[Website and app data records]
::::::::
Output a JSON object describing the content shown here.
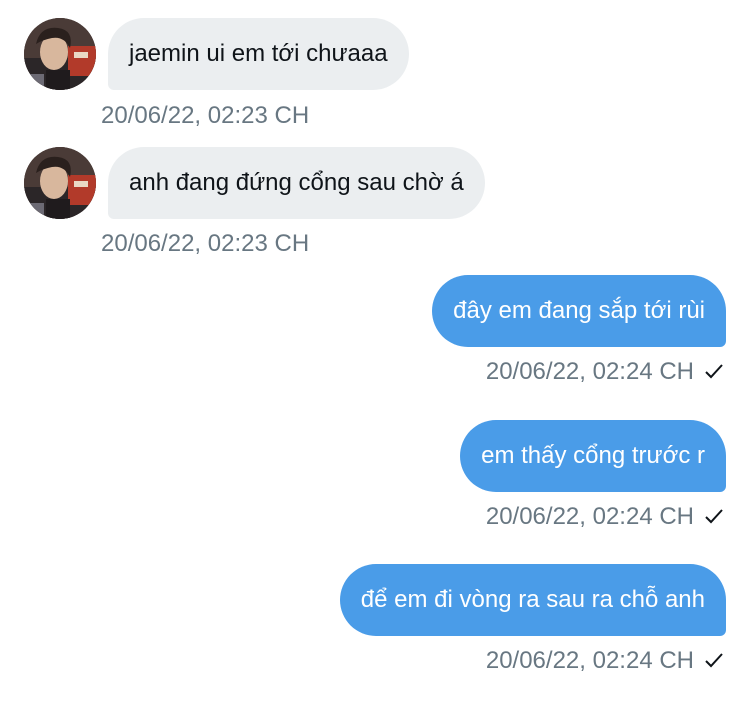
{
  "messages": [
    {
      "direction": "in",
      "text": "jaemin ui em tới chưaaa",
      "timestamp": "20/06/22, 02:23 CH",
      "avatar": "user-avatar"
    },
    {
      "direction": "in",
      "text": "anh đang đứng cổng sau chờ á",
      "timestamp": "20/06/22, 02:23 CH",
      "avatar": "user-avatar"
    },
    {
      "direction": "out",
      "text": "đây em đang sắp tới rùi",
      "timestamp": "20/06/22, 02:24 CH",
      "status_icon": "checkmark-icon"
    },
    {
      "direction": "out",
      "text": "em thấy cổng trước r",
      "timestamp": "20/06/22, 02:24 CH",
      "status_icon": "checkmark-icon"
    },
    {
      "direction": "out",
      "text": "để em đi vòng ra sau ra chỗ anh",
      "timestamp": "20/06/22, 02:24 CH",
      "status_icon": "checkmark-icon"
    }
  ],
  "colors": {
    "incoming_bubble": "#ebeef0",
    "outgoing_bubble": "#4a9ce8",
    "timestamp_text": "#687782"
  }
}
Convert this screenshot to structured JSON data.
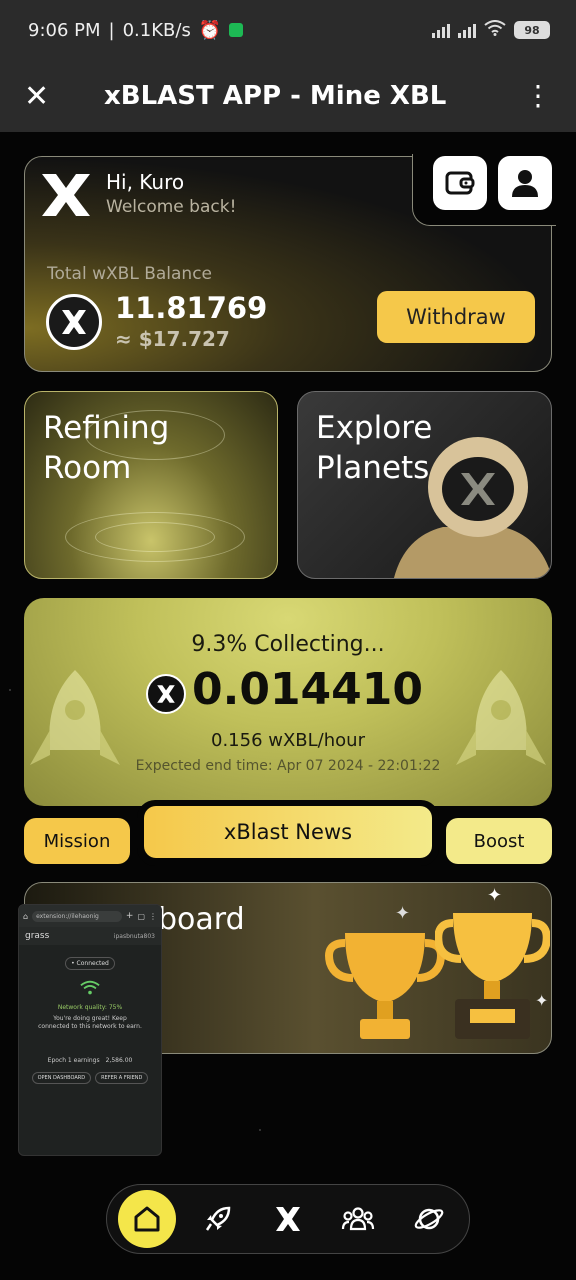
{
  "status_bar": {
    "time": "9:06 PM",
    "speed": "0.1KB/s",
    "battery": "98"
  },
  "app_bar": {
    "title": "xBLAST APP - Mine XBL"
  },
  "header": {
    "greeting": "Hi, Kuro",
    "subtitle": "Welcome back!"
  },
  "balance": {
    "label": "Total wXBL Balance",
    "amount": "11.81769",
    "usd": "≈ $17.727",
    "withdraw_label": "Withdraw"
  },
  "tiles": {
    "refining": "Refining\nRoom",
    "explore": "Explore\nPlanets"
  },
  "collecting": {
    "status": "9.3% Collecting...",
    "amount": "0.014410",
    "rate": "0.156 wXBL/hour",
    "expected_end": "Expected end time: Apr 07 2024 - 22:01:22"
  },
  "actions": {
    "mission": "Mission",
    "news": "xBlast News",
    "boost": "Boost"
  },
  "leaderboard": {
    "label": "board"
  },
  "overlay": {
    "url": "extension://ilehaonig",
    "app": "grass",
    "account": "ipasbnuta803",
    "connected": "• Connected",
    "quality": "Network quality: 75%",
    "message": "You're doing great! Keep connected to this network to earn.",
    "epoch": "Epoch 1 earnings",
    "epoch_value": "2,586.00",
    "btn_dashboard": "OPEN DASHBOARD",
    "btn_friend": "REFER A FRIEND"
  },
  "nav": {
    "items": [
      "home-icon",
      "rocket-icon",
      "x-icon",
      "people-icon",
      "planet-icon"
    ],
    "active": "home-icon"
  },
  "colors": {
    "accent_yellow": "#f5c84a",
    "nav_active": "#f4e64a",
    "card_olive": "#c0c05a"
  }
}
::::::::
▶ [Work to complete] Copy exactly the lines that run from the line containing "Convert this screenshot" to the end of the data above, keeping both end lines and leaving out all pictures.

▶ [The answer]
Convert this screenshot to structured JSON data.
{
  "status_bar": {
    "time": "9:06 PM",
    "speed": "0.1KB/s",
    "battery": "98"
  },
  "app_bar": {
    "title": "xBLAST APP - Mine XBL"
  },
  "header": {
    "greeting": "Hi, Kuro",
    "subtitle": "Welcome back!"
  },
  "balance": {
    "label": "Total wXBL Balance",
    "amount": "11.81769",
    "usd": "≈ $17.727",
    "withdraw_label": "Withdraw"
  },
  "tiles": {
    "refining": "Refining\nRoom",
    "explore": "Explore\nPlanets"
  },
  "collecting": {
    "status": "9.3% Collecting...",
    "amount": "0.014410",
    "rate": "0.156 wXBL/hour",
    "expected_end": "Expected end time: Apr 07 2024 - 22:01:22"
  },
  "actions": {
    "mission": "Mission",
    "news": "xBlast News",
    "boost": "Boost"
  },
  "leaderboard": {
    "label": "board"
  },
  "overlay": {
    "url": "extension://ilehaonig",
    "app": "grass",
    "account": "ipasbnuta803",
    "connected": "• Connected",
    "quality": "Network quality: 75%",
    "message": "You're doing great! Keep connected to this network to earn.",
    "epoch": "Epoch 1 earnings",
    "epoch_value": "2,586.00",
    "btn_dashboard": "OPEN DASHBOARD",
    "btn_friend": "REFER A FRIEND"
  },
  "nav": {
    "items": [
      "home-icon",
      "rocket-icon",
      "x-icon",
      "people-icon",
      "planet-icon"
    ],
    "active": "home-icon"
  },
  "colors": {
    "accent_yellow": "#f5c84a",
    "nav_active": "#f4e64a",
    "card_olive": "#c0c05a"
  }
}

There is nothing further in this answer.